[Records from a data collection]
+ + + +

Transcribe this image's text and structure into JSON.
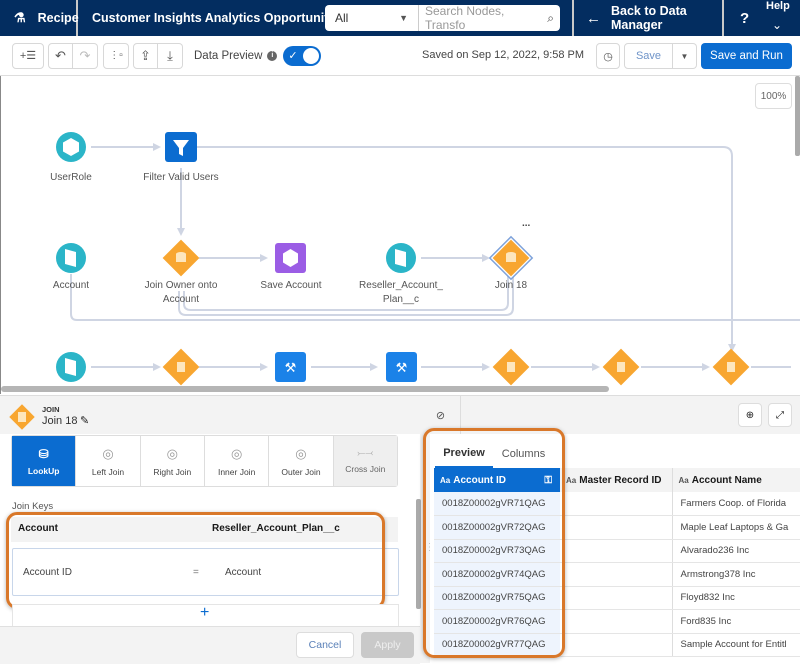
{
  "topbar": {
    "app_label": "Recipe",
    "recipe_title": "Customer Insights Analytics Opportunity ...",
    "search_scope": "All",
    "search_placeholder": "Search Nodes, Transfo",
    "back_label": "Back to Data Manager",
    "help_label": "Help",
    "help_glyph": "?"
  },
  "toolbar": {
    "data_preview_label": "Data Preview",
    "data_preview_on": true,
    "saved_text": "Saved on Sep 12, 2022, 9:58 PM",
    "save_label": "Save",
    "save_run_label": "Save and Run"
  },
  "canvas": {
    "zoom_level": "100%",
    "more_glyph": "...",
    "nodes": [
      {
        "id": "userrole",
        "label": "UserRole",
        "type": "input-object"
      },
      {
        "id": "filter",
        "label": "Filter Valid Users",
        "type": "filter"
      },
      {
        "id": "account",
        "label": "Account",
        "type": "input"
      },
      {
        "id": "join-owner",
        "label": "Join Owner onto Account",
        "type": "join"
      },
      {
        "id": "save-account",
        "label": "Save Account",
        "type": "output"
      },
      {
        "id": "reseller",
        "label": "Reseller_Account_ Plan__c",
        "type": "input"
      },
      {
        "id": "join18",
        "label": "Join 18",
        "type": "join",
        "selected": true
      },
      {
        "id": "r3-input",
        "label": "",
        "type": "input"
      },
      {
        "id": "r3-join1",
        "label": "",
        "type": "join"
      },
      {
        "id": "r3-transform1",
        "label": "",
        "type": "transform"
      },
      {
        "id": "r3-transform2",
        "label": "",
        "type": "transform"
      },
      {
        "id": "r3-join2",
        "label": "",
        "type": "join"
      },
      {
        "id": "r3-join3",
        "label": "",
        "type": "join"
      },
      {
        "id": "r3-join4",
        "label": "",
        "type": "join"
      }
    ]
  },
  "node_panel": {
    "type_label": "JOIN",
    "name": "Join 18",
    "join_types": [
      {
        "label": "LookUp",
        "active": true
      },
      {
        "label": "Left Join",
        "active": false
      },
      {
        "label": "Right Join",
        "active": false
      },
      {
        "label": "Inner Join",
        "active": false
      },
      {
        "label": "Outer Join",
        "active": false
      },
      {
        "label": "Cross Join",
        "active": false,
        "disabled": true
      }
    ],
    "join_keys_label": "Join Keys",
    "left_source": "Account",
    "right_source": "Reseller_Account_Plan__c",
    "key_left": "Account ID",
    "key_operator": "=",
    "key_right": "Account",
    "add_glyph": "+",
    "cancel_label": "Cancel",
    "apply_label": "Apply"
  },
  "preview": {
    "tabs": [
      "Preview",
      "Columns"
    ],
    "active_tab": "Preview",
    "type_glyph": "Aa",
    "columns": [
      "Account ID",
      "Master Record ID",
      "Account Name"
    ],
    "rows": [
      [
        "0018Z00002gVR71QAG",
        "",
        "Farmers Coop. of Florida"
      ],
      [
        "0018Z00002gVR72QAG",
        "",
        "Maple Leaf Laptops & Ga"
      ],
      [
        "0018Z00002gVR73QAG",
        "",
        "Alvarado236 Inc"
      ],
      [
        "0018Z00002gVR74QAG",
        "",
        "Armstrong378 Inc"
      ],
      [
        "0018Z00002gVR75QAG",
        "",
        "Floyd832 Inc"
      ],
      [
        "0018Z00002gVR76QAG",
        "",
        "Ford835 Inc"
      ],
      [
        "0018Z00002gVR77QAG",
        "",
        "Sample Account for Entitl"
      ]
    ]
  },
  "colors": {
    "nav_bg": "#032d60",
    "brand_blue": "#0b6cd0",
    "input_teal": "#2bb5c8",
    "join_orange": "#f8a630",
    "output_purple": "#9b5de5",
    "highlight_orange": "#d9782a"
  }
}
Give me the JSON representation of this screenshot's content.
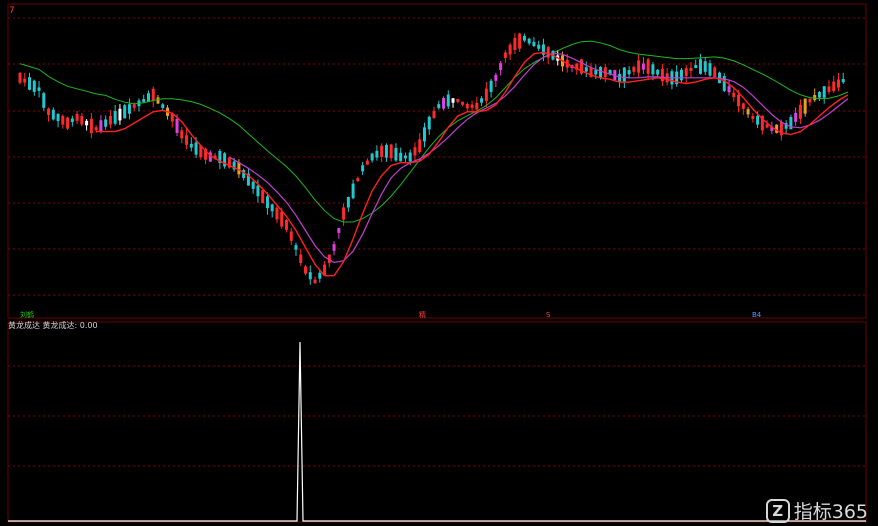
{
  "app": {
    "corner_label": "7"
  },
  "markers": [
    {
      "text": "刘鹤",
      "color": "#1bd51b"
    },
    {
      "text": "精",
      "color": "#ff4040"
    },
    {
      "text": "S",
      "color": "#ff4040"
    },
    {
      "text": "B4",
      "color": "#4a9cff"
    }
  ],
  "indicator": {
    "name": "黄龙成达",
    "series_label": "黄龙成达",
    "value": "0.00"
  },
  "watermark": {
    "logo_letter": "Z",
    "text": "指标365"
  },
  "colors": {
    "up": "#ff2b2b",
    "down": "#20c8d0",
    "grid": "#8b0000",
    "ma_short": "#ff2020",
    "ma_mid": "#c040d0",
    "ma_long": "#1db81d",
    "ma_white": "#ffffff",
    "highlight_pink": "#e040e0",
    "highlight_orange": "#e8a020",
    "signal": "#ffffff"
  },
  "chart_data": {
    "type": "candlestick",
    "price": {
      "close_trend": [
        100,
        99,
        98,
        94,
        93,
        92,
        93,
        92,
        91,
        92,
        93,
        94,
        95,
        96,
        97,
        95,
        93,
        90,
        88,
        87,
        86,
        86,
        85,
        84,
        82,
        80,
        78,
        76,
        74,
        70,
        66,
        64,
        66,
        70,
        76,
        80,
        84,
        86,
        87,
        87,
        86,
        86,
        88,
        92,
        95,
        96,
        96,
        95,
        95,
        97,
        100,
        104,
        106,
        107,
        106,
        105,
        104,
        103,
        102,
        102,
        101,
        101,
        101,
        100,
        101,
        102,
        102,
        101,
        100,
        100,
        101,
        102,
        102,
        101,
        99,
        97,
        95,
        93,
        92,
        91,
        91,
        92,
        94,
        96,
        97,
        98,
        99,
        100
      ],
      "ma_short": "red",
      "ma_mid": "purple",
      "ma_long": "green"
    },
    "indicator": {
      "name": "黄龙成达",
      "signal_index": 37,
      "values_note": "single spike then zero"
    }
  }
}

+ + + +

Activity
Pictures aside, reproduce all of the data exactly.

Response area
Transcribe this image's text and structure into JSON.
{
  "topbar": {
    "app_label": "Recipe",
    "recipe_title": "Customer Insights Analytics Opportunity ...",
    "search_scope": "All",
    "search_placeholder": "Search Nodes, Transfo",
    "back_label": "Back to Data Manager",
    "help_label": "Help",
    "help_glyph": "?"
  },
  "toolbar": {
    "data_preview_label": "Data Preview",
    "data_preview_on": true,
    "saved_text": "Saved on Sep 12, 2022, 9:58 PM",
    "save_label": "Save",
    "save_run_label": "Save and Run"
  },
  "canvas": {
    "zoom_level": "100%",
    "more_glyph": "...",
    "nodes": [
      {
        "id": "userrole",
        "label": "UserRole",
        "type": "input-object"
      },
      {
        "id": "filter",
        "label": "Filter Valid Users",
        "type": "filter"
      },
      {
        "id": "account",
        "label": "Account",
        "type": "input"
      },
      {
        "id": "join-owner",
        "label": "Join Owner onto Account",
        "type": "join"
      },
      {
        "id": "save-account",
        "label": "Save Account",
        "type": "output"
      },
      {
        "id": "reseller",
        "label": "Reseller_Account_ Plan__c",
        "type": "input"
      },
      {
        "id": "join18",
        "label": "Join 18",
        "type": "join",
        "selected": true
      },
      {
        "id": "r3-input",
        "label": "",
        "type": "input"
      },
      {
        "id": "r3-join1",
        "label": "",
        "type": "join"
      },
      {
        "id": "r3-transform1",
        "label": "",
        "type": "transform"
      },
      {
        "id": "r3-transform2",
        "label": "",
        "type": "transform"
      },
      {
        "id": "r3-join2",
        "label": "",
        "type": "join"
      },
      {
        "id": "r3-join3",
        "label": "",
        "type": "join"
      },
      {
        "id": "r3-join4",
        "label": "",
        "type": "join"
      }
    ]
  },
  "node_panel": {
    "type_label": "JOIN",
    "name": "Join 18",
    "join_types": [
      {
        "label": "LookUp",
        "active": true
      },
      {
        "label": "Left Join",
        "active": false
      },
      {
        "label": "Right Join",
        "active": false
      },
      {
        "label": "Inner Join",
        "active": false
      },
      {
        "label": "Outer Join",
        "active": false
      },
      {
        "label": "Cross Join",
        "active": false,
        "disabled": true
      }
    ],
    "join_keys_label": "Join Keys",
    "left_source": "Account",
    "right_source": "Reseller_Account_Plan__c",
    "key_left": "Account ID",
    "key_operator": "=",
    "key_right": "Account",
    "add_glyph": "+",
    "cancel_label": "Cancel",
    "apply_label": "Apply"
  },
  "preview": {
    "tabs": [
      "Preview",
      "Columns"
    ],
    "active_tab": "Preview",
    "type_glyph": "Aa",
    "columns": [
      "Account ID",
      "Master Record ID",
      "Account Name"
    ],
    "rows": [
      [
        "0018Z00002gVR71QAG",
        "",
        "Farmers Coop. of Florida"
      ],
      [
        "0018Z00002gVR72QAG",
        "",
        "Maple Leaf Laptops & Ga"
      ],
      [
        "0018Z00002gVR73QAG",
        "",
        "Alvarado236 Inc"
      ],
      [
        "0018Z00002gVR74QAG",
        "",
        "Armstrong378 Inc"
      ],
      [
        "0018Z00002gVR75QAG",
        "",
        "Floyd832 Inc"
      ],
      [
        "0018Z00002gVR76QAG",
        "",
        "Ford835 Inc"
      ],
      [
        "0018Z00002gVR77QAG",
        "",
        "Sample Account for Entitl"
      ]
    ]
  },
  "colors": {
    "nav_bg": "#032d60",
    "brand_blue": "#0b6cd0",
    "input_teal": "#2bb5c8",
    "join_orange": "#f8a630",
    "output_purple": "#9b5de5",
    "highlight_orange": "#d9782a"
  }
}
Give me the JSON representation of this screenshot's content.
{
  "app": {
    "corner_label": "7"
  },
  "markers": [
    {
      "text": "刘鹤",
      "color": "#1bd51b"
    },
    {
      "text": "精",
      "color": "#ff4040"
    },
    {
      "text": "S",
      "color": "#ff4040"
    },
    {
      "text": "B4",
      "color": "#4a9cff"
    }
  ],
  "indicator": {
    "name": "黄龙成达",
    "series_label": "黄龙成达",
    "value": "0.00"
  },
  "watermark": {
    "logo_letter": "Z",
    "text": "指标365"
  },
  "colors": {
    "up": "#ff2b2b",
    "down": "#20c8d0",
    "grid": "#8b0000",
    "ma_short": "#ff2020",
    "ma_mid": "#c040d0",
    "ma_long": "#1db81d",
    "ma_white": "#ffffff",
    "highlight_pink": "#e040e0",
    "highlight_orange": "#e8a020",
    "signal": "#ffffff"
  },
  "chart_data": {
    "type": "candlestick",
    "price": {
      "close_trend": [
        100,
        99,
        98,
        94,
        93,
        92,
        93,
        92,
        91,
        92,
        93,
        94,
        95,
        96,
        97,
        95,
        93,
        90,
        88,
        87,
        86,
        86,
        85,
        84,
        82,
        80,
        78,
        76,
        74,
        70,
        66,
        64,
        66,
        70,
        76,
        80,
        84,
        86,
        87,
        87,
        86,
        86,
        88,
        92,
        95,
        96,
        96,
        95,
        95,
        97,
        100,
        104,
        106,
        107,
        106,
        105,
        104,
        103,
        102,
        102,
        101,
        101,
        101,
        100,
        101,
        102,
        102,
        101,
        100,
        100,
        101,
        102,
        102,
        101,
        99,
        97,
        95,
        93,
        92,
        91,
        91,
        92,
        94,
        96,
        97,
        98,
        99,
        100
      ],
      "ma_short": "red",
      "ma_mid": "purple",
      "ma_long": "green"
    },
    "indicator": {
      "name": "黄龙成达",
      "signal_index": 37,
      "values_note": "single spike then zero"
    }
  }
}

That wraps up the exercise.